Section J forms part of the Building Code of Australia, and it deals with energy efficiency for class 2 through class 9 buildings, as defined in the BCA. That includes detached houses and apartments as well as commercial and industrial buildings.
It’s an important policy objective for the Australian government and other governments around the world right now. The energy conservation requirements in building codes both in Australia are abroad are tightening up, and it’s changing the way we do things in the construction industry.
Section J is divided into eight subsections:
- Part J1 – Building Fabric
- Part J2 – External Glazing
- Part J3 – Building Sealing
- Part J4 – Air Movement
- Part J5 – Air-Conditioning and Ventilation Systems
- Part J6 – Artificial Lighting and Power
- Part J7 – Hot Water Supply
- Part J8 – Access for Maintenance
J1 to J4: Building Envelope Requirements
Part J1 concerns the building fabric, or wall section. It includes the cladding material used in the outside of the building, as well as the insulation and any other materials that are part of the wall construction and that help to limit the passage of heat. A pre-submission section J assessment will indicate the materials used in the building’s walls and call out any additional methods or requirements necessary to achieve the minimum standard as required by section J1.
Section J2 governs glazing – glass – and it gives requirements for the building’s windows and/or glass curtain walls. A glazing calculator is used to show the level of performance needed in order for the glazing to meet the minimum standard. Section J3 deals mostly with how the walls control rainwater, providing guidelines for the design and construction of face-sealed, redundant and rain screen-style walls, as well as requirements for roof flashings and sealing around other openings.
J4 to J7: Ventilation, Plumbing and Mechanical Systems
Section J4 has requirements for facilitating natural ventilation and cooling through operable windows, vents and other direct openings. Sections J6 to J8 are prescriptive, that is, they give minimum requirements for system efficiency, based on an energy efficiency model that includes the building’s planned usage, characteristics, and local climate. In many projects, these parts of the report are used as a basis for the mechanical and plumbing design.
All new buildings need to comply with Section J in order to receive development approval from the Local Authority.
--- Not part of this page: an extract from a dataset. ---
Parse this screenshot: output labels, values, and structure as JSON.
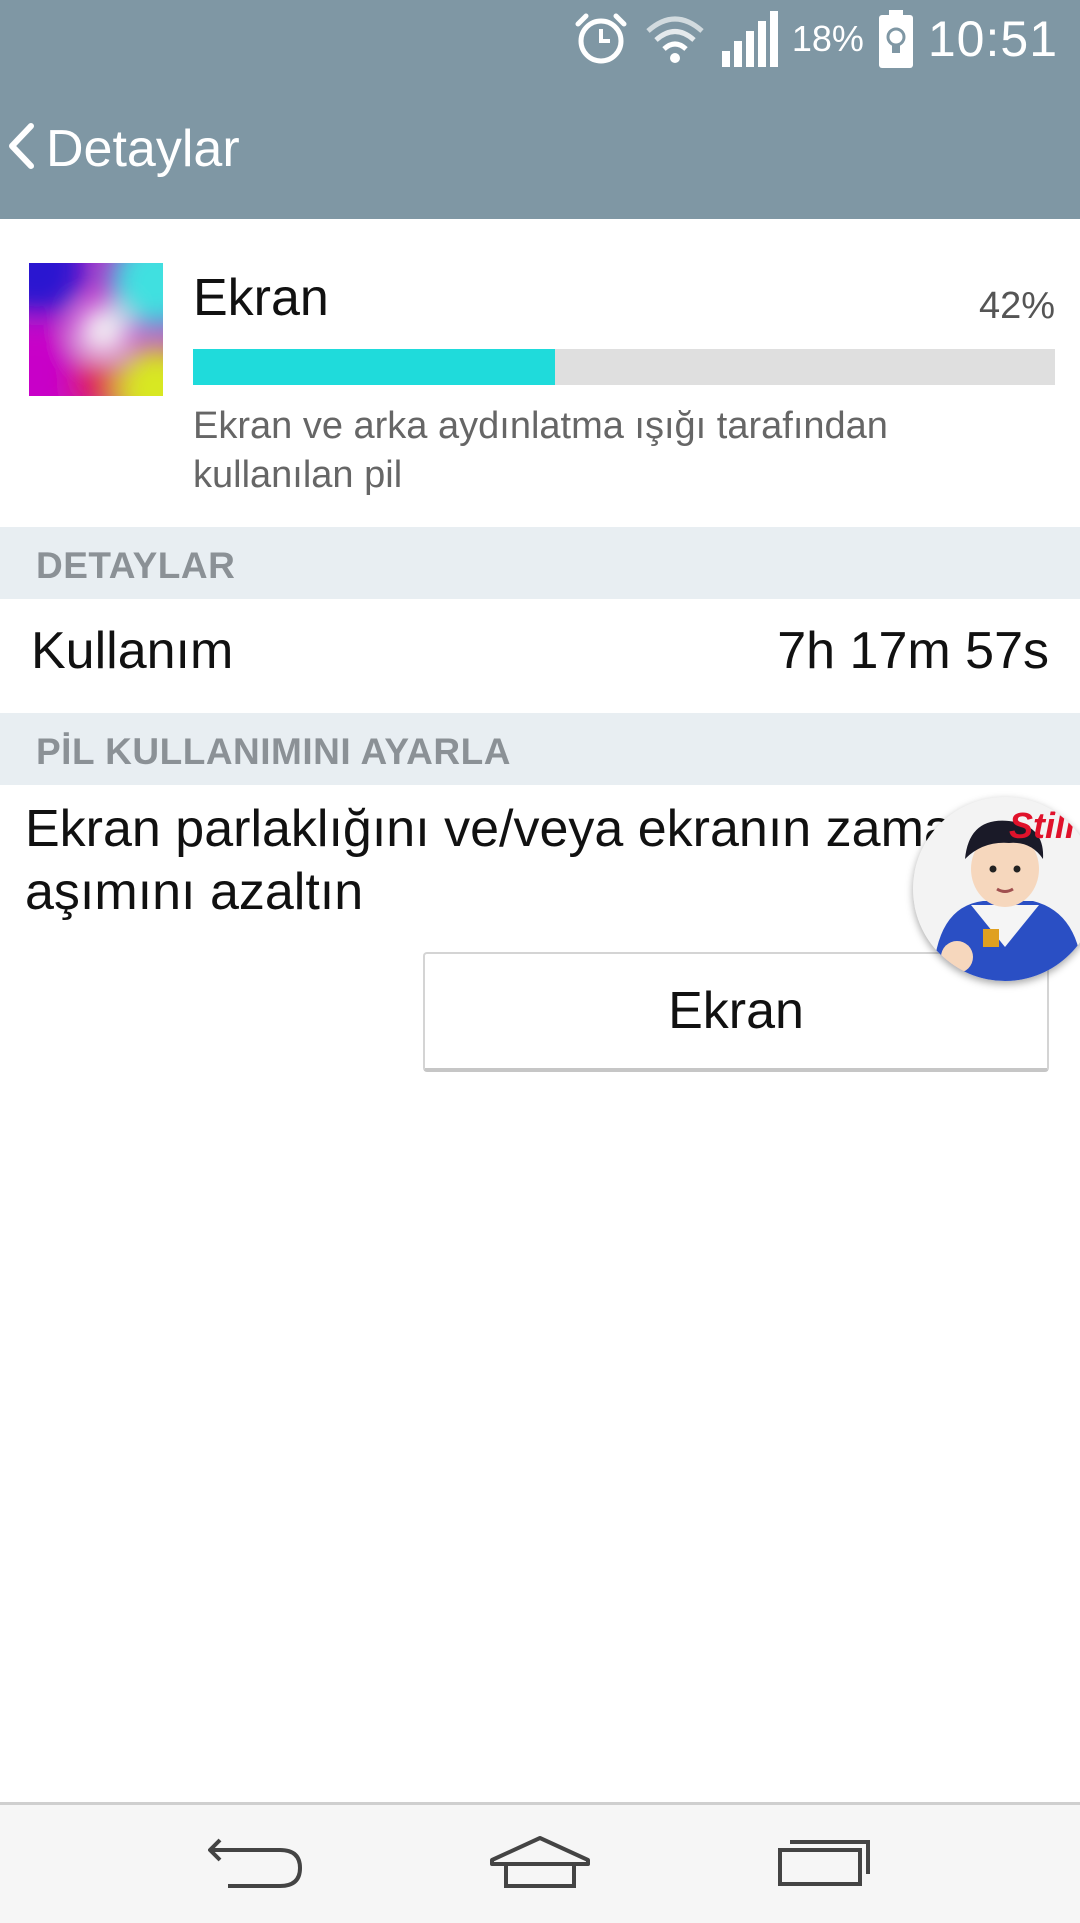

It’s important to think about the Section J requirements early in the decision making process, and it’s best that these issues be considered before the general building design is discussed with the Local Authority.